* **Work instructions**
Pictures excluded, return every entry exactly, please.

··········

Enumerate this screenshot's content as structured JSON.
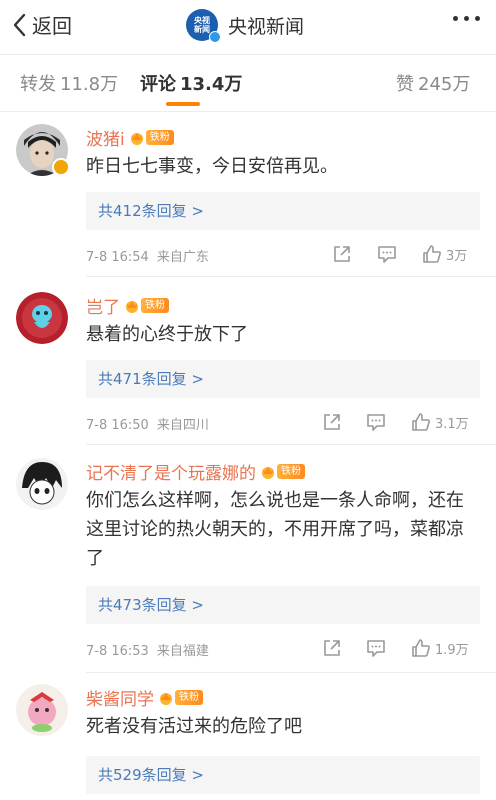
{
  "header": {
    "back_label": "返回",
    "logo_text": "央视新闻",
    "channel_name": "央视新闻"
  },
  "tabs": {
    "repost": {
      "label": "转发",
      "count": "11.8万"
    },
    "comments": {
      "label": "评论",
      "count": "13.4万"
    },
    "likes": {
      "label": "赞",
      "count": "245万"
    }
  },
  "accent_color": "#ff8200",
  "comments": [
    {
      "username": "波猪i",
      "fan_badge": "铁粉",
      "text": "昨日七七事变，今日安倍再见。",
      "reply_summary": "共412条回复 >",
      "time": "7-8 16:54",
      "location": "来自广东",
      "likes": "3万"
    },
    {
      "username": "岂了",
      "fan_badge": "铁粉",
      "text": "悬着的心终于放下了",
      "reply_summary": "共471条回复 >",
      "time": "7-8 16:50",
      "location": "来自四川",
      "likes": "3.1万"
    },
    {
      "username": "记不清了是个玩露娜的",
      "fan_badge": "铁粉",
      "text": "你们怎么这样啊，怎么说也是一条人命啊，还在这里讨论的热火朝天的，不用开席了吗，菜都凉了",
      "reply_summary": "共473条回复 >",
      "time": "7-8 16:53",
      "location": "来自福建",
      "likes": "1.9万"
    },
    {
      "username": "柴酱同学",
      "fan_badge": "铁粉",
      "text": "死者没有活过来的危险了吧",
      "reply_summary": "共529条回复 >",
      "time": "",
      "location": "",
      "likes": ""
    }
  ]
}
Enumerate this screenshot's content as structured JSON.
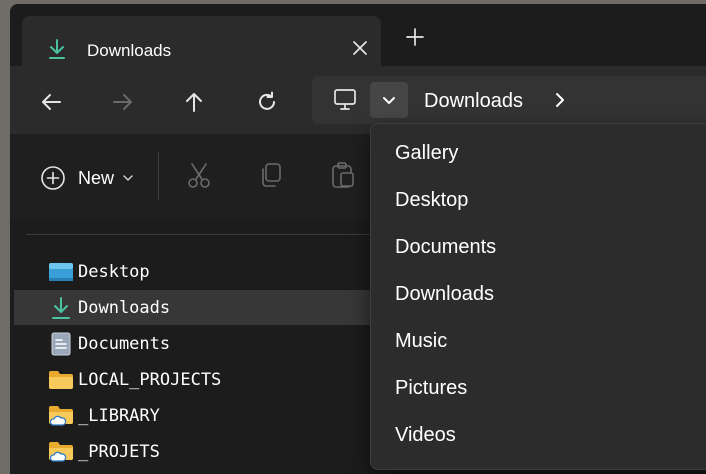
{
  "tab": {
    "title": "Downloads",
    "icon": "download-icon"
  },
  "toolbar": {
    "back": "arrow-left-icon",
    "forward": "arrow-right-icon",
    "up": "arrow-up-icon",
    "refresh": "refresh-icon"
  },
  "address": {
    "crumb": "Downloads"
  },
  "command_bar": {
    "new_label": "New"
  },
  "nav": {
    "items": [
      {
        "label": "Desktop",
        "icon": "desktop-folder-icon"
      },
      {
        "label": "Downloads",
        "icon": "download-icon",
        "selected": true
      },
      {
        "label": "Documents",
        "icon": "document-icon"
      },
      {
        "label": "LOCAL_PROJECTS",
        "icon": "folder-icon"
      },
      {
        "label": "_LIBRARY",
        "icon": "cloud-folder-icon"
      },
      {
        "label": "_PROJETS",
        "icon": "cloud-folder-icon"
      }
    ]
  },
  "menu": {
    "items": [
      "Gallery",
      "Desktop",
      "Documents",
      "Downloads",
      "Music",
      "Pictures",
      "Videos"
    ]
  },
  "colors": {
    "window_bg": "#1c1c1c",
    "tab_bg": "#2b2b2b",
    "menu_bg": "#2c2c2c",
    "accent_download": "#4cc2a0",
    "folder_yellow": "#f2c04d"
  }
}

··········

* **Problem solution**
Enumerate this screenshot's content as structured JSON.
{
  "header": {
    "back_label": "返回",
    "logo_text": "央视新闻",
    "channel_name": "央视新闻"
  },
  "tabs": {
    "repost": {
      "label": "转发",
      "count": "11.8万"
    },
    "comments": {
      "label": "评论",
      "count": "13.4万"
    },
    "likes": {
      "label": "赞",
      "count": "245万"
    }
  },
  "accent_color": "#ff8200",
  "comments": [
    {
      "username": "波猪i",
      "fan_badge": "铁粉",
      "text": "昨日七七事变，今日安倍再见。",
      "reply_summary": "共412条回复 >",
      "time": "7-8 16:54",
      "location": "来自广东",
      "likes": "3万"
    },
    {
      "username": "岂了",
      "fan_badge": "铁粉",
      "text": "悬着的心终于放下了",
      "reply_summary": "共471条回复 >",
      "time": "7-8 16:50",
      "location": "来自四川",
      "likes": "3.1万"
    },
    {
      "username": "记不清了是个玩露娜的",
      "fan_badge": "铁粉",
      "text": "你们怎么这样啊，怎么说也是一条人命啊，还在这里讨论的热火朝天的，不用开席了吗，菜都凉了",
      "reply_summary": "共473条回复 >",
      "time": "7-8 16:53",
      "location": "来自福建",
      "likes": "1.9万"
    },
    {
      "username": "柴酱同学",
      "fan_badge": "铁粉",
      "text": "死者没有活过来的危险了吧",
      "reply_summary": "共529条回复 >",
      "time": "",
      "location": "",
      "likes": ""
    }
  ]
}
Enumerate this screenshot's content as structured JSON.
{
  "tab": {
    "title": "Downloads",
    "icon": "download-icon"
  },
  "toolbar": {
    "back": "arrow-left-icon",
    "forward": "arrow-right-icon",
    "up": "arrow-up-icon",
    "refresh": "refresh-icon"
  },
  "address": {
    "crumb": "Downloads"
  },
  "command_bar": {
    "new_label": "New"
  },
  "nav": {
    "items": [
      {
        "label": "Desktop",
        "icon": "desktop-folder-icon"
      },
      {
        "label": "Downloads",
        "icon": "download-icon",
        "selected": true
      },
      {
        "label": "Documents",
        "icon": "document-icon"
      },
      {
        "label": "LOCAL_PROJECTS",
        "icon": "folder-icon"
      },
      {
        "label": "_LIBRARY",
        "icon": "cloud-folder-icon"
      },
      {
        "label": "_PROJETS",
        "icon": "cloud-folder-icon"
      }
    ]
  },
  "menu": {
    "items": [
      "Gallery",
      "Desktop",
      "Documents",
      "Downloads",
      "Music",
      "Pictures",
      "Videos"
    ]
  },
  "colors": {
    "window_bg": "#1c1c1c",
    "tab_bg": "#2b2b2b",
    "menu_bg": "#2c2c2c",
    "accent_download": "#4cc2a0",
    "folder_yellow": "#f2c04d"
  }
}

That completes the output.